Agree on a place to meet after getting out of the house. If necessary, draw a simple map easy for all to understand.

Be sure children know their last names and street address, and how to call 911 for help. If you don’t already know your neighbors, introduce yourself and your children, so your family will have someplace to go in case of emergency. Stress that no one must go back into the house to get toys, clothes, or pets. If pets are inside, let firefighters know immediately.

Homeowners insurance is there to help

If your home is damaged or destroyed by a fire, your homeowners insurance should help you repair or rebuild your home’s structure, as well as your garage, fence, or shed if it was damaged in the fire. Homeowners insurance also covers your personal property—clothing, furniture, and other personal belongings. And if you have to move out of your home while it’s being repaired, your homeowners insurance usually covers loss of use, also known as additional living expenses.

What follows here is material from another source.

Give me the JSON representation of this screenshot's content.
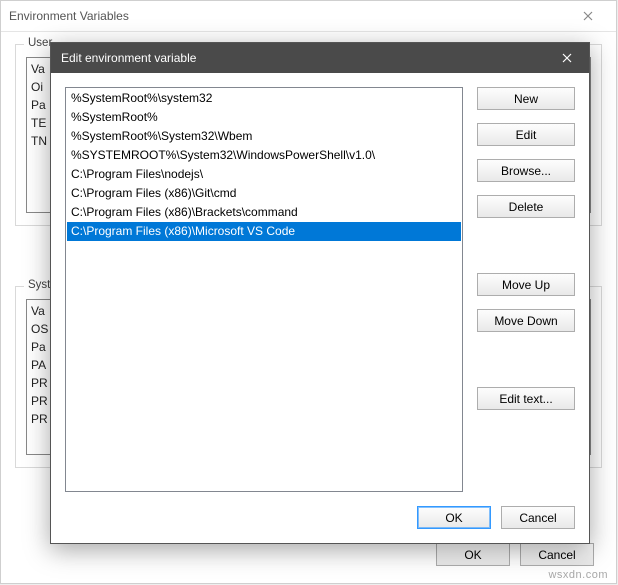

We know that getting the right homeowners insurance at an affordable price can be difficult in Florida’s volatile homeowners insurance market. Your home is your most valuable asset, so you want to be sure you’re properly insured. That’s why choosing an independent agency with many homeowners insurance markets, like L & M Insurance Group, can be a great way to compare policies to find the one that is just right for your situation. Give one of our agents a call today 813-672-4100 for a homeowners insurance quote. If you prefer, you may contact us online by clicking here.